By mid-high school, however, profanity had become an essential part of my character. I challenged the religion in which I had been raised quoting Marx: “religion is the opiate of the masses” and adding my own take: organized religions seek to franchise morality. In saying these things, I profaned; I was irreverent, and at times disrespectful, to ideas that those about me held sacred.

As an English Lit. major in college, my world of profanities and obscenities expanded. Classroom lectures on D.H. Lawrence could be filled with both. Obscenity laws which censored the likes of Lawrence and Joyce in the 1920s were fuel for laughter and scorn and new profanities in the Knox College classes of the 1970s. These were erudite discussions where rarely was heard a vulgar word.

It would take my 10 year career in the Chicago trading pits for me to master vulgarity. The fear, the predatory nature of the exchanges – which a friend and former Chicago Bear summed up as ‘every day is game day.’ – and the split second speed with which fortunes could be made or lost shredded any sense of language etiquette. Forget filtered speech: the convection of emotions, impulses, and timing gave rise to the crudest of communications. It didn’t matter that many of the traders didn’t have college degrees. Under the circumstances, dermatologists, Harvard grads, lawyers, and teachers all spoke the language of the pits.

My favorite example of pitspeak involved two traders in a heated argument over a trade. They just couldn’t agree, and when one dismissed the other, the second fellow’s parting shot was “Fuck you, you fucking fuck.”

As an English major, I had to comment. “That’s brilliant, boys. You’ve just managed to use a monosyllabic Saxon vulgarity as a verb, a noun, and an adjective, all in the space of a 5 word imperative sentence.”

To this day, my speech is laced with some of those vulgarities, although I have made an effort to use ‘feck’ and ‘shite’ to soften the Ango-Saxon words they reference. In my mind, that raises them from the merely vulgar to the modestly obscene.

To traffic in these words is, for the most part, a deliberate choice. In 25 years in the Middle School classroom, I never ‘dropped the F-Bomb.’ Given that, on any day an event could, and often did, occur that would invite the exclamatory release of slamming one’s finger in a door jam, is all the evidence necessary to confirm this discipline.

The same is true for my 18 years as a teacher union contract negotiator. Behind closed doors, I might have been more than a wee bit obscene and profane, but at the table such language wouldn’t be effective so I refrained.

There is a joyfulness to swearing among middle-schoolers whose proclivity to irreverence lures them into profanity. I never practiced nor tolerated obscenities in my classroom, but while on playground duty I’d often hear them.

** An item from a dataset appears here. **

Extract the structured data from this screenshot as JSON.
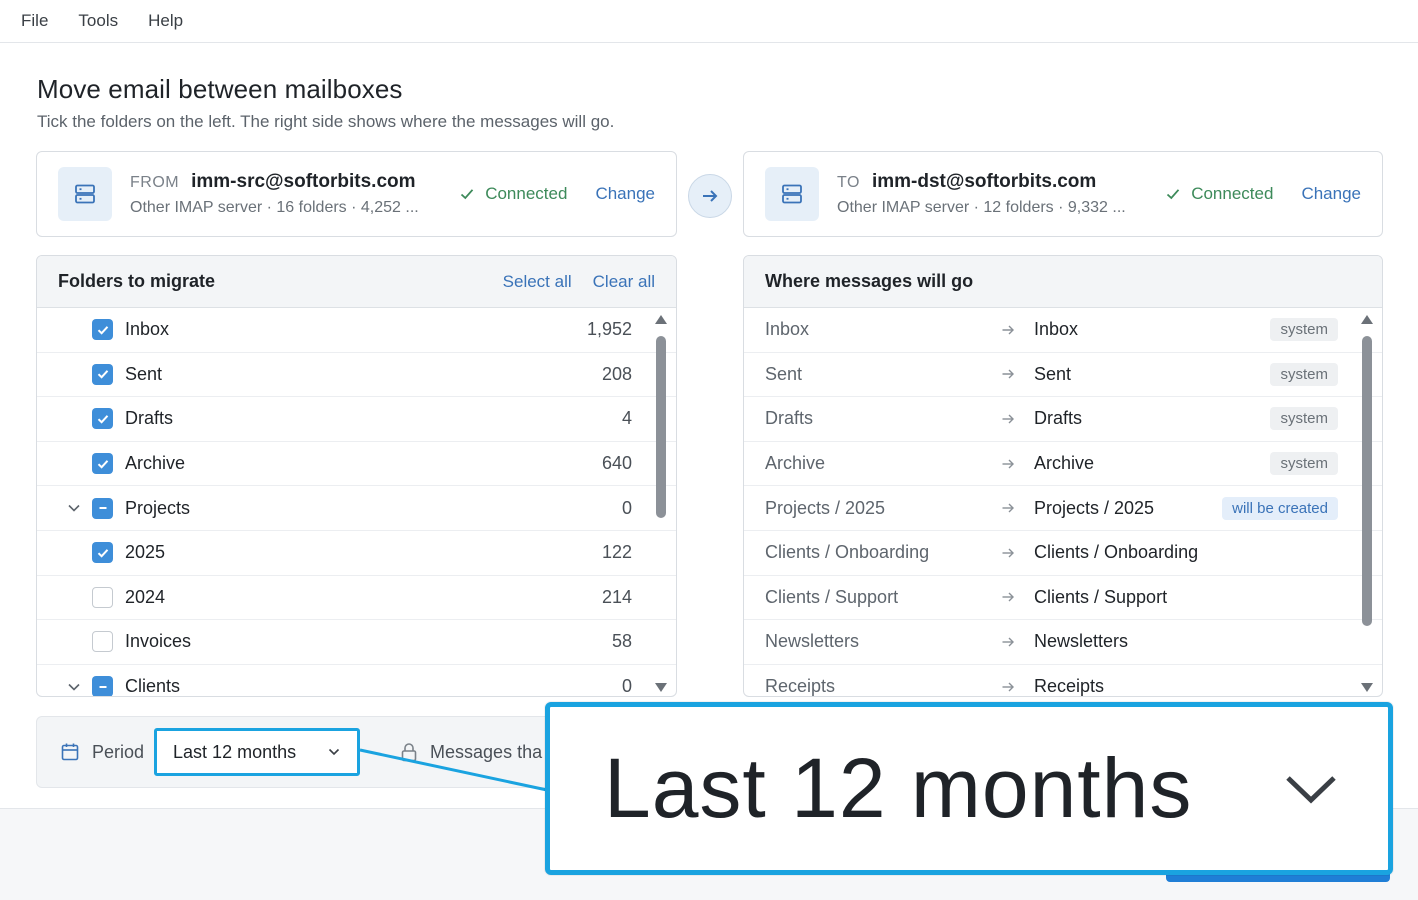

Sometimes, kids would say to me, “Did you hear that, Mr. Stefanik?”

“Yes.”

“Well, aren’t you going to give them a detention?”

“No. It’s the playground.”

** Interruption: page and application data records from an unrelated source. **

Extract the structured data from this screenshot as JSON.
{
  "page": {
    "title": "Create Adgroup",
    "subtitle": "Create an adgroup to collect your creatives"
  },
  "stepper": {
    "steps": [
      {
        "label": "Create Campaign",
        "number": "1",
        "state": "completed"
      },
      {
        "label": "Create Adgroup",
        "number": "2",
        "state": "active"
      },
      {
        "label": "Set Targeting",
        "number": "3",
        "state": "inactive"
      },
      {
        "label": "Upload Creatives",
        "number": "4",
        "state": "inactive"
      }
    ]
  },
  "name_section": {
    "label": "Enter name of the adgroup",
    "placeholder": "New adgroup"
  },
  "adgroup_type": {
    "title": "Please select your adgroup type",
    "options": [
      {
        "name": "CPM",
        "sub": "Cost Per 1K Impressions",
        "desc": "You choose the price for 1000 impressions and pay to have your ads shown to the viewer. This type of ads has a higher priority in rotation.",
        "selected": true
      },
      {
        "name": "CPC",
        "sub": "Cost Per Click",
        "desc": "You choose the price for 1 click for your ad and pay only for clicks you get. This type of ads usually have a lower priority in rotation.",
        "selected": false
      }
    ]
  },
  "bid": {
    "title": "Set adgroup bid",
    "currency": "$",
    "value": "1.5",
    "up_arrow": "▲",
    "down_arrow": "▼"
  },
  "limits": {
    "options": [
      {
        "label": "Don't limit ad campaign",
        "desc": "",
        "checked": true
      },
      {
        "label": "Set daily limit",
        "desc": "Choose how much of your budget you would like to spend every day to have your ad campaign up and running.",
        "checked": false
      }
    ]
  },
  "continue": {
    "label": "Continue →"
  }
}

“If we can swear out here, why can’t we swear in the classroom?”

“First of all, would you swear at Grandma’s house during Thanksgiving Dinner?”

“No. That’s different.”

“You are very right, and you have learned that there’s some places where such language doesn’t fit. But there’s another reason. I want you to have the power of language. I want you to know the difference between anger, and rage, and disappointment. I want you to have the words so that you have the power over them. Vulgarity robs you of these understandings at your age. Grow a great vocabulary and have great power. Limit yourselves by cussing and you limit your ability to reflect, judge, and persuade.”

That was my playground speech for 7th graders which leads to my thoughts about our President, our other leaders, and the grossly incongruous situation we find ourselves in on MLK Day 2018.

Defenders of the President’s latest words, frame ‘shit hole countries’ as, at worst, an obscene vulgar term – crude, unfortunate, but nothing more. And, if that were the case, this pit- trading English Lit. major would probably agree.

But it’s not the case. His words are profane. They disrespect the great shared conventions of democracy that the world expects from us and that the Constitution demands.

His words profane the spirit of our country. His words erode our freedoms.

A very warm and thoughtful MLK Day to all.